:: TASK INPUTS
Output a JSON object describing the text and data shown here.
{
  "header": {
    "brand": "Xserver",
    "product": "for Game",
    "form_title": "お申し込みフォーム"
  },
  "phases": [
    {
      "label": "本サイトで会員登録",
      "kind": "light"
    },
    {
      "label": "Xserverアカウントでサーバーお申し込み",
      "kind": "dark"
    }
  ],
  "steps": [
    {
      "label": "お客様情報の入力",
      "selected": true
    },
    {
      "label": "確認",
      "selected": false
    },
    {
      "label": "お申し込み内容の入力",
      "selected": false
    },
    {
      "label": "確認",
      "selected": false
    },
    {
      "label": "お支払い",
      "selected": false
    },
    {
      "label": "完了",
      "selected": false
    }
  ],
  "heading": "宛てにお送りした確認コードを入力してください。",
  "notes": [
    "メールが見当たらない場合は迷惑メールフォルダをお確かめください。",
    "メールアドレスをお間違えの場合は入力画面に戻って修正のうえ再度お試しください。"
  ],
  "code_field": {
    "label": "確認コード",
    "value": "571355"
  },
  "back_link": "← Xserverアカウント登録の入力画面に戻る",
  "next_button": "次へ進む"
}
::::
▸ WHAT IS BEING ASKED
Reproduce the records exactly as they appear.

▸ RESPONSE
Output a JSON object describing the text and data shown here.
{
  "header": {
    "brand": "Xserver",
    "product": "for Game",
    "form_title": "お申し込みフォーム"
  },
  "phases": [
    {
      "label": "本サイトで会員登録",
      "kind": "light"
    },
    {
      "label": "Xserverアカウントでサーバーお申し込み",
      "kind": "dark"
    }
  ],
  "steps": [
    {
      "label": "お客様情報の入力",
      "selected": true
    },
    {
      "label": "確認",
      "selected": false
    },
    {
      "label": "お申し込み内容の入力",
      "selected": false
    },
    {
      "label": "確認",
      "selected": false
    },
    {
      "label": "お支払い",
      "selected": false
    },
    {
      "label": "完了",
      "selected": false
    }
  ],
  "heading": "宛てにお送りした確認コードを入力してください。",
  "notes": [
    "メールが見当たらない場合は迷惑メールフォルダをお確かめください。",
    "メールアドレスをお間違えの場合は入力画面に戻って修正のうえ再度お試しください。"
  ],
  "code_field": {
    "label": "確認コード",
    "value": "571355"
  },
  "back_link": "← Xserverアカウント登録の入力画面に戻る",
  "next_button": "次へ進む"
}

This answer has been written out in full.